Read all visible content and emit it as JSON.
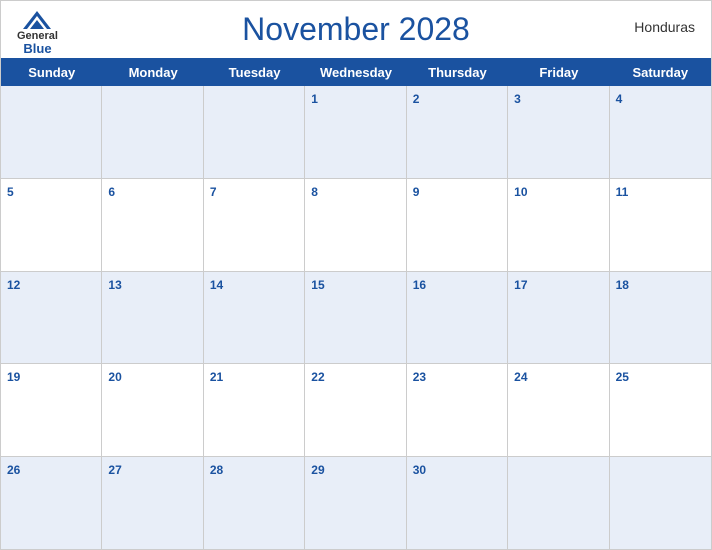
{
  "header": {
    "title": "November 2028",
    "country": "Honduras",
    "logo": {
      "general": "General",
      "blue": "Blue"
    }
  },
  "days": {
    "headers": [
      "Sunday",
      "Monday",
      "Tuesday",
      "Wednesday",
      "Thursday",
      "Friday",
      "Saturday"
    ]
  },
  "weeks": [
    [
      {
        "num": "",
        "empty": true
      },
      {
        "num": "",
        "empty": true
      },
      {
        "num": "",
        "empty": true
      },
      {
        "num": "1"
      },
      {
        "num": "2"
      },
      {
        "num": "3"
      },
      {
        "num": "4"
      }
    ],
    [
      {
        "num": "5"
      },
      {
        "num": "6"
      },
      {
        "num": "7"
      },
      {
        "num": "8"
      },
      {
        "num": "9"
      },
      {
        "num": "10"
      },
      {
        "num": "11"
      }
    ],
    [
      {
        "num": "12"
      },
      {
        "num": "13"
      },
      {
        "num": "14"
      },
      {
        "num": "15"
      },
      {
        "num": "16"
      },
      {
        "num": "17"
      },
      {
        "num": "18"
      }
    ],
    [
      {
        "num": "19"
      },
      {
        "num": "20"
      },
      {
        "num": "21"
      },
      {
        "num": "22"
      },
      {
        "num": "23"
      },
      {
        "num": "24"
      },
      {
        "num": "25"
      }
    ],
    [
      {
        "num": "26"
      },
      {
        "num": "27"
      },
      {
        "num": "28"
      },
      {
        "num": "29"
      },
      {
        "num": "30"
      },
      {
        "num": "",
        "empty": true
      },
      {
        "num": "",
        "empty": true
      }
    ]
  ]
}
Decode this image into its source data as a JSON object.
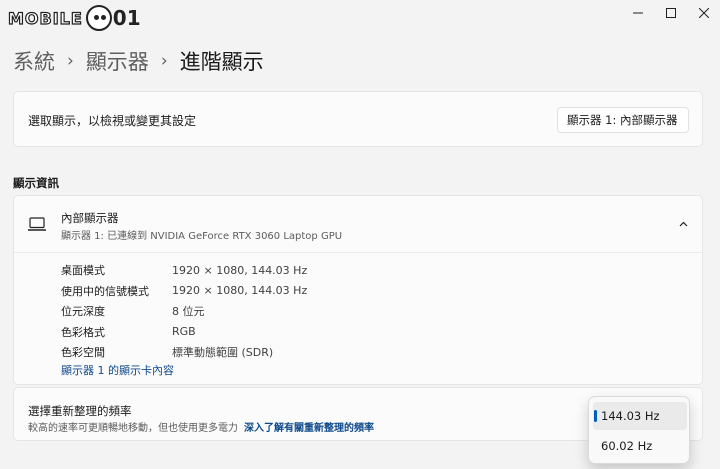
{
  "logo": {
    "text": "MOBILE",
    "mark": "01"
  },
  "window": {
    "controls": [
      "minimize-icon",
      "maximize-icon",
      "close-icon"
    ]
  },
  "breadcrumb": {
    "items": [
      "系統",
      "顯示器",
      "進階顯示"
    ],
    "separator": "›"
  },
  "select_display": {
    "label": "選取顯示，以檢視或變更其設定",
    "value": "顯示器 1: 內部顯示器"
  },
  "display_info": {
    "section_title": "顯示資訊",
    "name": "內部顯示器",
    "subtitle": "顯示器 1: 已連線到 NVIDIA GeForce RTX 3060 Laptop GPU",
    "rows": [
      {
        "key": "桌面模式",
        "value": "1920 × 1080, 144.03 Hz"
      },
      {
        "key": "使用中的信號模式",
        "value": "1920 × 1080, 144.03 Hz"
      },
      {
        "key": "位元深度",
        "value": "8 位元"
      },
      {
        "key": "色彩格式",
        "value": "RGB"
      },
      {
        "key": "色彩空間",
        "value": "標準動態範圍 (SDR)"
      }
    ],
    "adapter_link": "顯示器 1 的顯示卡內容"
  },
  "refresh_rate": {
    "title": "選擇重新整理的頻率",
    "description": "較高的速率可更順暢地移動，但也使用更多電力",
    "link": "深入了解有關重新整理的頻率",
    "options": [
      "144.03 Hz",
      "60.02 Hz"
    ],
    "selected": "144.03 Hz"
  },
  "colors": {
    "accent": "#005fb8",
    "link": "#0f4a8c"
  }
}
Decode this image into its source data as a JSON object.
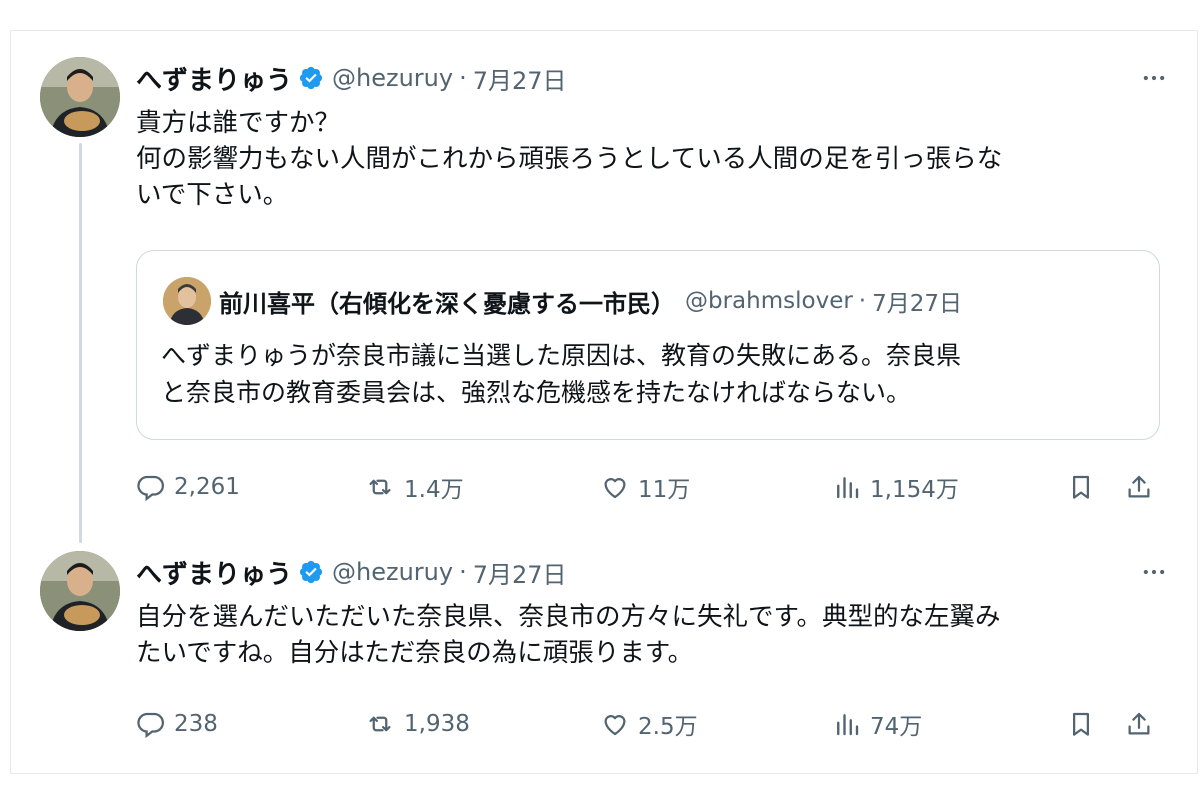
{
  "tweets": [
    {
      "display_name": "へずまりゅう",
      "handle": "@hezuruy",
      "separator": "·",
      "date": "7月27日",
      "text": "貴方は誰ですか？\n何の影響力もない人間がこれから頑張ろうとしている人間の足を引っ張らな\nいで下さい。",
      "quote": {
        "display_name": "前川喜平（右傾化を深く憂慮する一市民）",
        "handle": "@brahmslover",
        "separator": "·",
        "date": "7月27日",
        "text": "へずまりゅうが奈良市議に当選した原因は、教育の失敗にある。奈良県\nと奈良市の教育委員会は、強烈な危機感を持たなければならない。"
      },
      "metrics": {
        "replies": "2,261",
        "reposts": "1.4万",
        "likes": "11万",
        "views": "1,154万"
      }
    },
    {
      "display_name": "へずまりゅう",
      "handle": "@hezuruy",
      "separator": "·",
      "date": "7月27日",
      "text": "自分を選んだいただいた奈良県、奈良市の方々に失礼です。典型的な左翼み\nたいですね。自分はただ奈良の為に頑張ります。",
      "metrics": {
        "replies": "238",
        "reposts": "1,938",
        "likes": "2.5万",
        "views": "74万"
      }
    }
  ],
  "icons": {
    "verified": "verified-badge-icon",
    "more": "more-horizontal-icon",
    "reply": "reply-icon",
    "repost": "repost-icon",
    "like": "heart-icon",
    "views": "views-chart-icon",
    "bookmark": "bookmark-icon",
    "share": "share-icon"
  },
  "colors": {
    "text": "#0f1419",
    "secondary": "#536471",
    "verified": "#1d9bf0",
    "border": "#cfd9de"
  }
}
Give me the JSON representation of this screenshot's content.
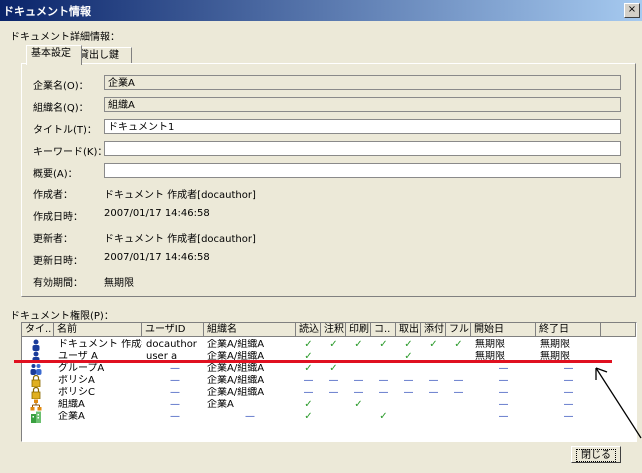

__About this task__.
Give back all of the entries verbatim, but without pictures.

__Solution to the exercise__.
Read all visible content and emit it as JSON.
{
  "header": {
    "title": "November 2028",
    "country": "Honduras",
    "logo": {
      "general": "General",
      "blue": "Blue"
    }
  },
  "days": {
    "headers": [
      "Sunday",
      "Monday",
      "Tuesday",
      "Wednesday",
      "Thursday",
      "Friday",
      "Saturday"
    ]
  },
  "weeks": [
    [
      {
        "num": "",
        "empty": true
      },
      {
        "num": "",
        "empty": true
      },
      {
        "num": "",
        "empty": true
      },
      {
        "num": "1"
      },
      {
        "num": "2"
      },
      {
        "num": "3"
      },
      {
        "num": "4"
      }
    ],
    [
      {
        "num": "5"
      },
      {
        "num": "6"
      },
      {
        "num": "7"
      },
      {
        "num": "8"
      },
      {
        "num": "9"
      },
      {
        "num": "10"
      },
      {
        "num": "11"
      }
    ],
    [
      {
        "num": "12"
      },
      {
        "num": "13"
      },
      {
        "num": "14"
      },
      {
        "num": "15"
      },
      {
        "num": "16"
      },
      {
        "num": "17"
      },
      {
        "num": "18"
      }
    ],
    [
      {
        "num": "19"
      },
      {
        "num": "20"
      },
      {
        "num": "21"
      },
      {
        "num": "22"
      },
      {
        "num": "23"
      },
      {
        "num": "24"
      },
      {
        "num": "25"
      }
    ],
    [
      {
        "num": "26"
      },
      {
        "num": "27"
      },
      {
        "num": "28"
      },
      {
        "num": "29"
      },
      {
        "num": "30"
      },
      {
        "num": "",
        "empty": true
      },
      {
        "num": "",
        "empty": true
      }
    ]
  ]
}
Decode this image into its source data as a JSON object.
{
  "logo": {
    "text": "MOBILE",
    "mark": "01"
  },
  "window": {
    "controls": [
      "minimize-icon",
      "maximize-icon",
      "close-icon"
    ]
  },
  "breadcrumb": {
    "items": [
      "系統",
      "顯示器",
      "進階顯示"
    ],
    "separator": "›"
  },
  "select_display": {
    "label": "選取顯示，以檢視或變更其設定",
    "value": "顯示器 1: 內部顯示器"
  },
  "display_info": {
    "section_title": "顯示資訊",
    "name": "內部顯示器",
    "subtitle": "顯示器 1: 已連線到 NVIDIA GeForce RTX 3060 Laptop GPU",
    "rows": [
      {
        "key": "桌面模式",
        "value": "1920 × 1080, 144.03 Hz"
      },
      {
        "key": "使用中的信號模式",
        "value": "1920 × 1080, 144.03 Hz"
      },
      {
        "key": "位元深度",
        "value": "8 位元"
      },
      {
        "key": "色彩格式",
        "value": "RGB"
      },
      {
        "key": "色彩空間",
        "value": "標準動態範圍 (SDR)"
      }
    ],
    "adapter_link": "顯示器 1 的顯示卡內容"
  },
  "refresh_rate": {
    "title": "選擇重新整理的頻率",
    "description": "較高的速率可更順暢地移動，但也使用更多電力",
    "link": "深入了解有關重新整理的頻率",
    "options": [
      "144.03 Hz",
      "60.02 Hz"
    ],
    "selected": "144.03 Hz"
  },
  "colors": {
    "accent": "#005fb8",
    "link": "#0f4a8c"
  }
}
Decode this image into its source data as a JSON object.
{
  "tweets": [
    {
      "display_name": "へずまりゅう",
      "handle": "@hezuruy",
      "separator": "·",
      "date": "7月27日",
      "text": "貴方は誰ですか？\n何の影響力もない人間がこれから頑張ろうとしている人間の足を引っ張らな\nいで下さい。",
      "quote": {
        "display_name": "前川喜平（右傾化を深く憂慮する一市民）",
        "handle": "@brahmslover",
        "separator": "·",
        "date": "7月27日",
        "text": "へずまりゅうが奈良市議に当選した原因は、教育の失敗にある。奈良県\nと奈良市の教育委員会は、強烈な危機感を持たなければならない。"
      },
      "metrics": {
        "replies": "2,261",
        "reposts": "1.4万",
        "likes": "11万",
        "views": "1,154万"
      }
    },
    {
      "display_name": "へずまりゅう",
      "handle": "@hezuruy",
      "separator": "·",
      "date": "7月27日",
      "text": "自分を選んだいただいた奈良県、奈良市の方々に失礼です。典型的な左翼み\nたいですね。自分はただ奈良の為に頑張ります。",
      "metrics": {
        "replies": "238",
        "reposts": "1,938",
        "likes": "2.5万",
        "views": "74万"
      }
    }
  ],
  "icons": {
    "verified": "verified-badge-icon",
    "more": "more-horizontal-icon",
    "reply": "reply-icon",
    "repost": "repost-icon",
    "like": "heart-icon",
    "views": "views-chart-icon",
    "bookmark": "bookmark-icon",
    "share": "share-icon"
  },
  "colors": {
    "text": "#0f1419",
    "secondary": "#536471",
    "verified": "#1d9bf0",
    "border": "#cfd9de"
  }
}
Give me the JSON representation of this screenshot's content.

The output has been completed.